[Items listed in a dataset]
──────

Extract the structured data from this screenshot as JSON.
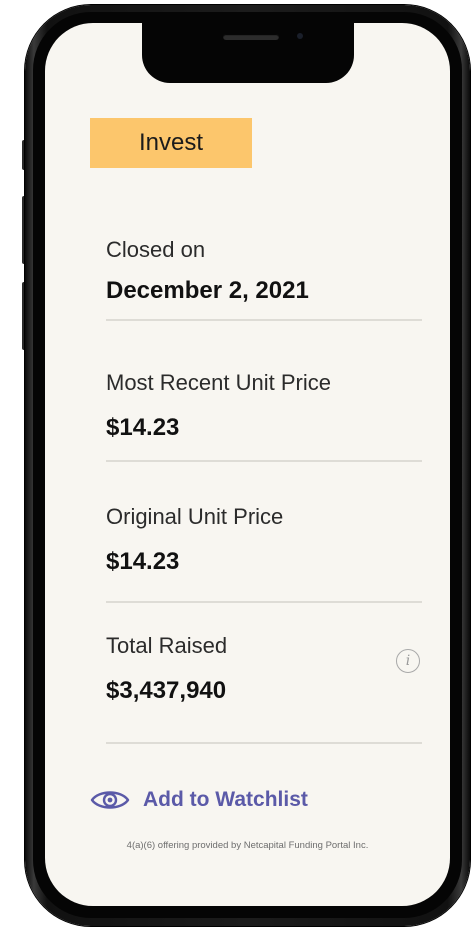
{
  "invest": {
    "label": "Invest"
  },
  "stats": [
    {
      "label": "Closed on",
      "value": "December 2, 2021"
    },
    {
      "label": "Most Recent Unit Price",
      "value": "$14.23"
    },
    {
      "label": "Original Unit Price",
      "value": "$14.23"
    },
    {
      "label": "Total Raised",
      "value": "$3,437,940"
    }
  ],
  "info": {
    "glyph": "i"
  },
  "watchlist": {
    "label": "Add to Watchlist",
    "icon": "eye-icon"
  },
  "footnote": "4(a)(6) offering provided by Netcapital Funding Portal Inc.",
  "colors": {
    "invest_bg": "#fcc66c",
    "screen_bg": "#f8f6f1",
    "watchlist": "#5b5aa8"
  }
}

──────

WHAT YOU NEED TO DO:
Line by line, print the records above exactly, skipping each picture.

RESPONSE BOX:
Extract the structured data from this screenshot as JSON.
{
  "invest": {
    "label": "Invest"
  },
  "stats": [
    {
      "label": "Closed on",
      "value": "December 2, 2021"
    },
    {
      "label": "Most Recent Unit Price",
      "value": "$14.23"
    },
    {
      "label": "Original Unit Price",
      "value": "$14.23"
    },
    {
      "label": "Total Raised",
      "value": "$3,437,940"
    }
  ],
  "info": {
    "glyph": "i"
  },
  "watchlist": {
    "label": "Add to Watchlist",
    "icon": "eye-icon"
  },
  "footnote": "4(a)(6) offering provided by Netcapital Funding Portal Inc.",
  "colors": {
    "invest_bg": "#fcc66c",
    "screen_bg": "#f8f6f1",
    "watchlist": "#5b5aa8"
  }
}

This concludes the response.